Location Australia and Brazil

The challenge

With rapid population growth and increasing demand for better standards of living, the pressure on natural resources around the world has increased exponentially.

For the agricultural sector, this means improving the productivity of every hectare of land and protecting the ecosystems and natural resources of which farmers have been stewards for generations. There is pressure to produce more with less, while maintaining high standards of quality and safety.

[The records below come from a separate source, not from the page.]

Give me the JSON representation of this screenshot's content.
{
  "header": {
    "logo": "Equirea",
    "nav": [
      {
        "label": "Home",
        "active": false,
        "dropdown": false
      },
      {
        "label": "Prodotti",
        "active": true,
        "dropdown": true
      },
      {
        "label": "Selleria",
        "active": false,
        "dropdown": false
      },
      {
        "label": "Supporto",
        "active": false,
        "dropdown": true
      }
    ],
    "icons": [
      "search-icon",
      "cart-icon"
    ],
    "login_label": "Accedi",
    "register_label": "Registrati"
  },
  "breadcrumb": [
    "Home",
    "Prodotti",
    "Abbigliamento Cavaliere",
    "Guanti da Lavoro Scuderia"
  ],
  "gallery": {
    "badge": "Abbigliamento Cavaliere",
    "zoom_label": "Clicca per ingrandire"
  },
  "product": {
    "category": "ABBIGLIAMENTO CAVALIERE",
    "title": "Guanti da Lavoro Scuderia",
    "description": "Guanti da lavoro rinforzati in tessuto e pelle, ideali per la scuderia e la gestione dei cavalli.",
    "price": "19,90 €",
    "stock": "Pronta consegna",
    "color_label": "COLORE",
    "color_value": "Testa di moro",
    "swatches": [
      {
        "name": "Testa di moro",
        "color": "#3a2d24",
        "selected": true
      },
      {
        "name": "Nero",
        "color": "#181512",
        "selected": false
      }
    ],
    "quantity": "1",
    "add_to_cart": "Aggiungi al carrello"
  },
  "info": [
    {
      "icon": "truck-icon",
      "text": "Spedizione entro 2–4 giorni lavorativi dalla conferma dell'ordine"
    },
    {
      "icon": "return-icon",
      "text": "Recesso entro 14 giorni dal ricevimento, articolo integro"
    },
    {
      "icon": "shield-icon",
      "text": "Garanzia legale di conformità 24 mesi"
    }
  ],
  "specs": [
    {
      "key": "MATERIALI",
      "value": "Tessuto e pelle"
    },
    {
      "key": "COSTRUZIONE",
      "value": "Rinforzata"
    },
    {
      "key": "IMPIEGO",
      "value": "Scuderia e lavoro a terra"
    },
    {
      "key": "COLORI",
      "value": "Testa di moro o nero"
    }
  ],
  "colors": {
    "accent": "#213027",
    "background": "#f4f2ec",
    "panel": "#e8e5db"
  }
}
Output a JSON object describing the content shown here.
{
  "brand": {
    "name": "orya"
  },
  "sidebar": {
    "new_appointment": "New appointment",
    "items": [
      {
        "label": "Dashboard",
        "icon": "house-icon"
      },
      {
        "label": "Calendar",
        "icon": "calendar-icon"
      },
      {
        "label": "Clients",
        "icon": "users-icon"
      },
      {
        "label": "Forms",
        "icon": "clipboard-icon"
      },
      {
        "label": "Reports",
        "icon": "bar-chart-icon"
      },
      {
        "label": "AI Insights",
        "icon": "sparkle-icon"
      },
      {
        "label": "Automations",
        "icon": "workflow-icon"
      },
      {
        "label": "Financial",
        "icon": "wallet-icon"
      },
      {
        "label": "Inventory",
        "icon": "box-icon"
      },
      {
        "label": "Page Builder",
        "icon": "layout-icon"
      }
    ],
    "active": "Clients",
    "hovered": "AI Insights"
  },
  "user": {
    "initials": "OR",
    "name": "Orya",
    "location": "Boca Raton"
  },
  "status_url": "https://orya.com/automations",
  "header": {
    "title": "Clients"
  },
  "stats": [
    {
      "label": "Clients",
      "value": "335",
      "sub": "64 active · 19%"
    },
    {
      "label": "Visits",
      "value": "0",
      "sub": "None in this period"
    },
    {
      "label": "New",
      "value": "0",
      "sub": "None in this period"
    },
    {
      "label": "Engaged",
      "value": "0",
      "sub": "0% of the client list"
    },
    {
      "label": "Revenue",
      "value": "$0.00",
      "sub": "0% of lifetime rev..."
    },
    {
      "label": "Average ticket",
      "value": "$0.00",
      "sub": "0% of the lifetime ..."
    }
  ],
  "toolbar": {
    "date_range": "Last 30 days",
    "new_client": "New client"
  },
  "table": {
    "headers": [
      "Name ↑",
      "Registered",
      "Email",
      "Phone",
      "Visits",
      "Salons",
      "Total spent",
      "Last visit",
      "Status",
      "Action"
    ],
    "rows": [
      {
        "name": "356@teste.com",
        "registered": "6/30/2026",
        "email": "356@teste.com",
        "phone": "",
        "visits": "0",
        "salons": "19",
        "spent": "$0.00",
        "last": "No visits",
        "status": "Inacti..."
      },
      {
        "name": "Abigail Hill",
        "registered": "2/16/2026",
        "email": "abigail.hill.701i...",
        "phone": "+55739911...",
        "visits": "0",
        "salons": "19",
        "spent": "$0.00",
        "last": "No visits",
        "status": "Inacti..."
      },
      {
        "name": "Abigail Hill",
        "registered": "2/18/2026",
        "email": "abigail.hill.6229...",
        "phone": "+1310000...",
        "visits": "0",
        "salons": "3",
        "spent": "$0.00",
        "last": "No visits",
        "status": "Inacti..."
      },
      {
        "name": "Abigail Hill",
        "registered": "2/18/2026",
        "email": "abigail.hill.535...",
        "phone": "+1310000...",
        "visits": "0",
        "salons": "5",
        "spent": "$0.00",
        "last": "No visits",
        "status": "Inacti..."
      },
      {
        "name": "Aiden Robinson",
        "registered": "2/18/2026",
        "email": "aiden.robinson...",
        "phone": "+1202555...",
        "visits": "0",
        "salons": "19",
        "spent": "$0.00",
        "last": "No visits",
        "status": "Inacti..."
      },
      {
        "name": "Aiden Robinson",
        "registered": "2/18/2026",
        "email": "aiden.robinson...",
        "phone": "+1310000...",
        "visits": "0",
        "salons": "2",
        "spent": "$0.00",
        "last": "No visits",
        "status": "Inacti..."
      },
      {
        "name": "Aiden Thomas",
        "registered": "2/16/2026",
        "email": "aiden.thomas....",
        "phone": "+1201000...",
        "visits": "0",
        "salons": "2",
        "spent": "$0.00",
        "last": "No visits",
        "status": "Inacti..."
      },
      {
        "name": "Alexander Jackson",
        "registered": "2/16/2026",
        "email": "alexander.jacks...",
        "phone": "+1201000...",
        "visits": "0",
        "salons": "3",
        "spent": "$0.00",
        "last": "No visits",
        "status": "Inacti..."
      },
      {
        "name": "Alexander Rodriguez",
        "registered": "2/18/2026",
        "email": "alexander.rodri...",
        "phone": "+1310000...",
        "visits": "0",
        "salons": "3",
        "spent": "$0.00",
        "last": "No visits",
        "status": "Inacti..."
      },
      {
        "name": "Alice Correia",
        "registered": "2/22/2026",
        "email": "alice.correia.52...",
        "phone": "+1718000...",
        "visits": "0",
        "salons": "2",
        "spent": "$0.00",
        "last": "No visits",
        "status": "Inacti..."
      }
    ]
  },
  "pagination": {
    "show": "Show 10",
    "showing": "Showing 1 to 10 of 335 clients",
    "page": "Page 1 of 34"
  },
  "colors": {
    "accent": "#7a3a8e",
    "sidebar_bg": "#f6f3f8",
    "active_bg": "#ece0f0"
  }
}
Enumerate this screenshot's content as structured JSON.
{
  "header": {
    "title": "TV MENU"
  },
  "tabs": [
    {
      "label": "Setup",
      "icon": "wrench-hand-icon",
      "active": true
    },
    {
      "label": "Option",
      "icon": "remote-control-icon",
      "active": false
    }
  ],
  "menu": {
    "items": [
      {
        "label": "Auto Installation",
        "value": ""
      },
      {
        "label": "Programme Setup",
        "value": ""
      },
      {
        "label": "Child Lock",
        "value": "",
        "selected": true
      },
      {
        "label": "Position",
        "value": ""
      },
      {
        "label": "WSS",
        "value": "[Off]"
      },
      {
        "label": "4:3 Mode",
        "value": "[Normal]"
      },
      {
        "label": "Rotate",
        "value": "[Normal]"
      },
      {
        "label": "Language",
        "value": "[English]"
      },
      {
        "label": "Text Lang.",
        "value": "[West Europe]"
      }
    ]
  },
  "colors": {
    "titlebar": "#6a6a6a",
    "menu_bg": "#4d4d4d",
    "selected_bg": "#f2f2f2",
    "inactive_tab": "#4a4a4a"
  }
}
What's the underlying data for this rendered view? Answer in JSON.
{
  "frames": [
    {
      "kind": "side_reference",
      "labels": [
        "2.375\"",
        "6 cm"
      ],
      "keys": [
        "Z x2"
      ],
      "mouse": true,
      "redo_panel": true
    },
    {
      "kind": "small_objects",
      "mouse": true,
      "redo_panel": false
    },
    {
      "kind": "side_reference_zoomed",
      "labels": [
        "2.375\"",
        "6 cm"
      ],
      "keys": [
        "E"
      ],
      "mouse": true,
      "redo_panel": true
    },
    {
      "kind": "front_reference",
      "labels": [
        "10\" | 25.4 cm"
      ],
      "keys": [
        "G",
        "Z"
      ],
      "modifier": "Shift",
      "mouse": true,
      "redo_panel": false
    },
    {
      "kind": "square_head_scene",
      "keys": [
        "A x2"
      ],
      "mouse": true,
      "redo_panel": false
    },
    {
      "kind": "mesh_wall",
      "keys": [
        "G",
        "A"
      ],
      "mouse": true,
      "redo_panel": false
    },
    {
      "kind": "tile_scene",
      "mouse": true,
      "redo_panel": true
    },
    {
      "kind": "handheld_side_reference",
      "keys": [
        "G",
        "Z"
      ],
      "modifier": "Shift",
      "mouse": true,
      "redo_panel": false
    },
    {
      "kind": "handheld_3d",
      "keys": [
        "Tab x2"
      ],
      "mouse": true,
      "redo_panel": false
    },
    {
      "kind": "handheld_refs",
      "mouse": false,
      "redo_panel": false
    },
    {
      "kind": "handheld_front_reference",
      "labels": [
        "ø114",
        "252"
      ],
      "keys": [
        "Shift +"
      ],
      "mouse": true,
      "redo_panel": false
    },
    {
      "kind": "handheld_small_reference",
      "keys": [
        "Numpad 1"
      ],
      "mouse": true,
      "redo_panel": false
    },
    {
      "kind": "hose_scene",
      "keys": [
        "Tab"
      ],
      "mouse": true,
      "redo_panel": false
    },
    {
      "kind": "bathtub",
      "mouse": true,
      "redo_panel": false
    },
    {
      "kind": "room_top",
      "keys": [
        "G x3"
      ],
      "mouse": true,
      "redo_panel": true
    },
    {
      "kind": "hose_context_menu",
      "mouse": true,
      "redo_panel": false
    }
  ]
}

To address this challenging context, farmers around the world have adopted parallel but complementary strategies. On the one hand, adopting natural climate solutions, such as reforestation, cover crops and wetlands restoration; and on the other, deploying increasingly sophisticated technology and data. For example, using analytics to improve yield and productivity, or satellite technology to maximise the precision and efficiency of inputs such as fertiliser. Piloting and implementing on-farm technology has also become an important driver of change in farming.

Our engagement

MAM’s support for a net zero carbon future, captured in our own commitment, has set the scene for net zero efforts across our agriculture portfolio in Australia and Brazil. This has helped frame the approach to sustainability, as well as develop key performance indicators to measure progress.

Our asset managers develop plans for deploying resources and engaging with local communities, while promoting safety and good labour conditions for staff. Most of those involved live in the farming communities, reinforcing their ties to the local community.

We are encouraging the adoption of performance targets and promote regular reporting, which is then consolidated in an annual agriculture sustainability report.

More resilient farmland

“The creation of resilient farmland portfolios that can adapt to changing climate conditions and improve the natural resource base is core to what we do. The investment in technology and efficient infrastructure will drive productivity and lower GHG emissions, creating value for our investors and the communities in which we operate."

Elizabeth O’Leary, Head of Agriculture and Natural Assets


We have delivered improved asset performance against a range of key metrics. For a number of years, we have measured the soil pH level, a key indicator of soil health, and pursued a target range of 5.5 – 7.0 for this level across our Australian portfolios. The data shows significant improvements due to soil maintenance programs implemented by management, with portfolios achieving or moving towards the target range.

Since 2019, we have been able to measure the emissions per unit of output for the Viridis Ag row cropping portfolio, using the FarmPrint tool. From 2019 to 2020, emissions intensity improved from 0.27 tCO2-e to 0.19 tCO2-e per tonne of production. We were able to understand the drivers of improvement, which included higher production due to strong rainfall, coupled with ongoing investment into energy efficient technologies and practices.

We are conscious that performance in our sector is heavily weather dependent, with no guarantee of continuous improvement every year, so it is critical to look at trends in performance over the long term.

There is evidence to suggest that, as sustainable practices are pursued, financial returns improve. For example, our portfolio companies have set a target of 100 per cent utilisation of Variable Rate Technology (VRT) for fertiliser application, to reduce both environmental impact and production costs. We are also seeing sustainable practices driving improvements in the livelihoods of local communities, where there is growing pride in adopting methods that demonstrate stewardship of the natural environment.

4.7m ha

of farmland under management across Australia and Brazil

Key learnings

Systematic reporting is an important driver of good practice and a way of sharing awareness of key issues. In some cases, this involves reporting on actions that farmers have been carrying out for years, but in others it requires new ways of thinking about a familiar challenge.

This is why MAM Agriculture annually reports its key metrics, including soil pH levels, emissions efficiency, VRT utilisation, water use efficiency, training hours, and more. For some metrics such as emissions efficiency, we also benchmark our performance against regional peers, to understand where more improvement could be achieved.

In addition to key metrics, MAM Agriculture has been reporting against the UN SDGs since 2018. This framework resonates with our investors around the world and provides a common language that enables users to focus their efforts.

Our approach to sustainability

This case study first appeared in our 2020 Sustainability Report.

Our insights

Our impact across the globe

For more information about our agriculture capabilities.